Governor John Hickenlooper—and legislative analysts—predicted 2014 recreational sales in the first six months would exceed $190 million, or nearly $32 million a month. If January numbers continue through June, recreational sales would total about $84 million—or less than half the anticipated number.
Give One Year of 5280 for just $16.
That’s a little misleading, though. Fifty-nine recreational marijuana shops filed tax forms for January, but only 24 were approved for sales on January 1—the day recreational marijuana became legal in Colorado. More than 150 stores have gotten approval for recreational sales in the state as of the end of February, but many still have yet to get local approval to open their shops. For obvious reasons, sales should climb as more shops get the green light.

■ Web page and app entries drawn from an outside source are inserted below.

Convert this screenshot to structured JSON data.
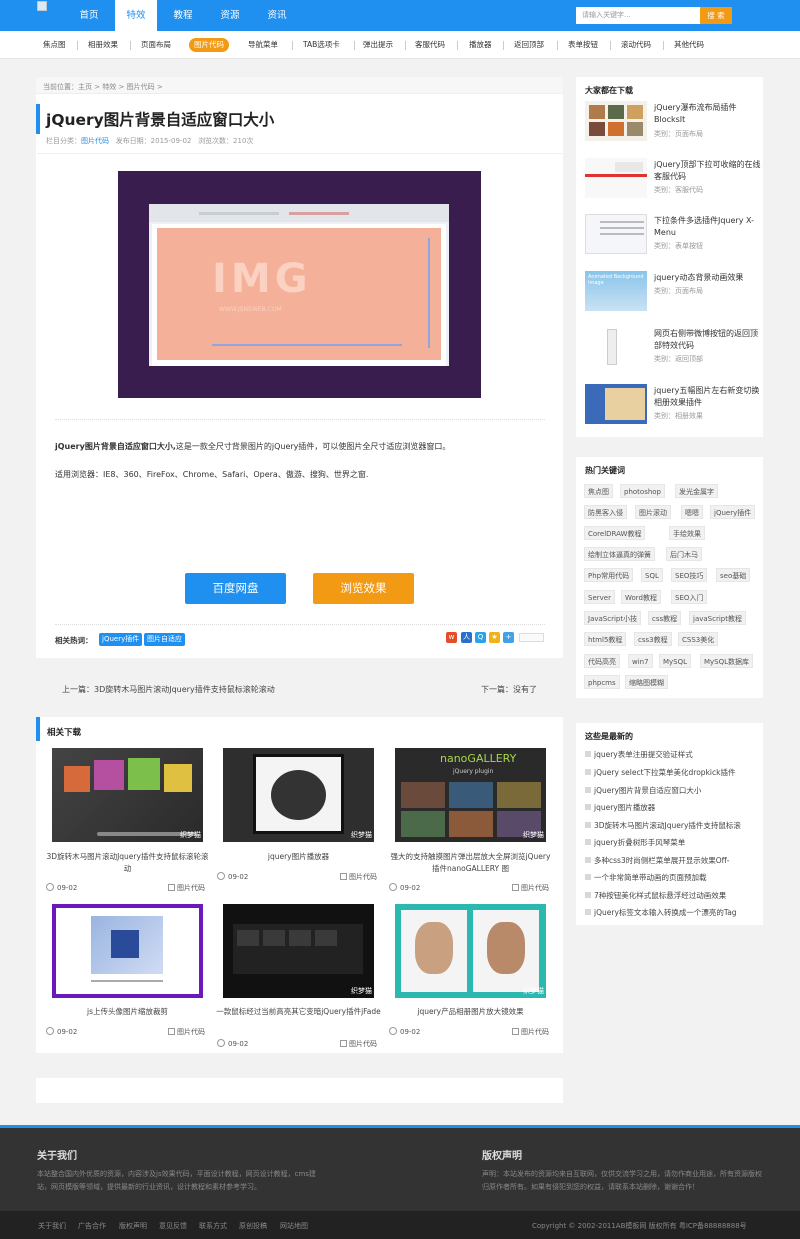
{
  "nav": {
    "items": [
      "首页",
      "特效",
      "教程",
      "资源",
      "资讯"
    ],
    "active": "特效"
  },
  "search": {
    "placeholder": "请输入关键字...",
    "button": "搜 索"
  },
  "subnav": [
    "焦点图",
    "相册效果",
    "页面布局",
    "图片代码",
    "导航菜单",
    "TAB选项卡",
    "弹出提示",
    "客服代码",
    "播放器",
    "返回顶部",
    "表单按钮",
    "滚动代码",
    "其他代码"
  ],
  "breadcrumb": "当前位置：主页 > 特效 > 图片代码 >",
  "article": {
    "title": "jQuery图片背景自适应窗口大小",
    "meta_prefix": "栏目分类：",
    "meta_category": "图片代码",
    "meta_date": "发布日期：2015-09-02",
    "meta_views": "浏览次数：210次",
    "image_text": "IMG",
    "image_sub": "WWW.JSNEWEB.COM",
    "lead_bold": "jQuery图片背景自适应窗口大小,",
    "lead_rest": "这是一款全尺寸背景图片的jQuery插件，可以使图片全尺寸适应浏览器窗口。",
    "browsers": "适用浏览器：IE8、360、FireFox、Chrome、Safari、Opera、傲游、搜狗、世界之窗.",
    "btn_baidu": "百度网盘",
    "btn_demo": "浏览效果",
    "tags_label": "相关热词：",
    "tags": [
      "jQuery插件",
      "图片自适应"
    ],
    "prev": "上一篇：3D旋转木马图片滚动Jquery插件支持鼠标滚轮滚动",
    "next": "下一篇：没有了"
  },
  "related": {
    "title": "相关下载",
    "items": [
      {
        "title": "3D旋转木马图片滚动Jquery插件支持鼠标滚轮滚动",
        "date": "09-02",
        "cat": "图片代码",
        "wm": "织梦猫"
      },
      {
        "title": "jquery图片播放器",
        "date": "09-02",
        "cat": "图片代码",
        "wm": "织梦猫"
      },
      {
        "title": "强大的支持触摸图片弹出层放大全屏浏览jQuery插件nanoGALLERY 图",
        "date": "09-02",
        "cat": "图片代码",
        "wm": "织梦猫",
        "img_title": "nanoGALLERY",
        "img_sub": "jQuery plugin"
      },
      {
        "title": "js上传头像图片缩放裁剪",
        "date": "09-02",
        "cat": "图片代码",
        "wm": "织梦猫"
      },
      {
        "title": "一款鼠标经过当前高亮其它变暗jQuery插件jFade",
        "date": "09-02",
        "cat": "图片代码",
        "wm": "织梦猫"
      },
      {
        "title": "jquery产品相册图片放大镜效果",
        "date": "09-02",
        "cat": "图片代码",
        "wm": "织梦猫"
      }
    ]
  },
  "sidebar": {
    "downloads_title": "大家都在下载",
    "downloads": [
      {
        "title": "jQuery瀑布流布局插件BlocksIt",
        "cat": "类别：页面布局"
      },
      {
        "title": "jQuery顶部下拉可收缩的在线客服代码",
        "cat": "类别：客服代码"
      },
      {
        "title": "下拉条件多选插件Jquery X-Menu",
        "cat": "类别：表单按钮"
      },
      {
        "title": "jquery动态背景动画效果",
        "cat": "类别：页面布局",
        "img_label": "Animated Background Image"
      },
      {
        "title": "网页右侧带微博按钮的返回顶部特效代码",
        "cat": "类别：返回顶部"
      },
      {
        "title": "jquery五幅图片左右新变切换相册效果插件",
        "cat": "类别：相册效果"
      }
    ],
    "keywords_title": "热门关键词",
    "keywords": [
      "焦点图",
      "photoshop",
      "发光金属字",
      "防黑客入侵",
      "图片滚动",
      "嗯嗯",
      "jQuery插件",
      "CorelDRAW教程",
      "手绘效果",
      "绘制立体逼真的弹簧",
      "后门木马",
      "Php常用代码",
      "SQL",
      "SEO技巧",
      "seo基础",
      "Server",
      "Word教程",
      "SEO入门",
      "JavaScript小技",
      "css教程",
      "javaScript教程",
      "html5教程",
      "css3教程",
      "CSS3美化",
      "代码高亮",
      "win7",
      "MySQL",
      "MySQL数据库",
      "phpcms",
      "缩略图模糊"
    ],
    "recent_title": "这些是最新的",
    "recent": [
      "jquery表单注册提交验证样式",
      "jQuery select下拉菜单美化dropkick插件",
      "jQuery图片背景自适应窗口大小",
      "jquery图片播放器",
      "3D旋转木马图片滚动Jquery插件支持鼠标滚",
      "jquery折叠树形手风琴菜单",
      "多种css3时尚侧栏菜单展开显示效果Off-",
      "一个非常简单带动画的页面预加载",
      "7种按钮美化样式鼠标悬浮经过动画效果",
      "jQuery标签文本输入转换成一个漂亮的Tag"
    ]
  },
  "footer": {
    "about_title": "关于我们",
    "about_text": "本站整合国内外优质的资源，内容涉及js效果代码，平面设计教程，网页设计教程，cms建站，网页模版等领域，提供最新的行业资讯，设计教程和素材参考学习。",
    "copyright_title": "版权声明",
    "copyright_text": "声明：本站发布的资源均来自互联网，仅供交流学习之用，请勿作商业用途，所有资源版权归原作者所有。如果有侵犯到您的权益，请联系本站删除，谢谢合作！",
    "links": [
      "关于我们",
      "广告合作",
      "版权声明",
      "意见反馈",
      "联系方式",
      "原创投稿",
      "网站地图"
    ],
    "copyright": "Copyright © 2002-2011AB模板网 版权所有   粤ICP备88888888号"
  },
  "colors": {
    "primary": "#1f8ff0",
    "accent": "#f39a14"
  }
}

According to the Post, the state “collected $1.4 million from a special 10 percent sales tax on recreational marijuana, plus another $416,690 from the state’s standard 2.9 percent sales tax.” Hickenlooper has said he’d like to see money earned through recreational-marijuana taxes put toward a slew of drug-treatment and preventative plans.
Recrecational businesses paid nearly $200,000 in excise tax in the year’s first month—which must be put toward school construction—and medical marijuana shops will hand over an additional $913,519 in sales taxes from January.
—Image courtesy of Shutterstock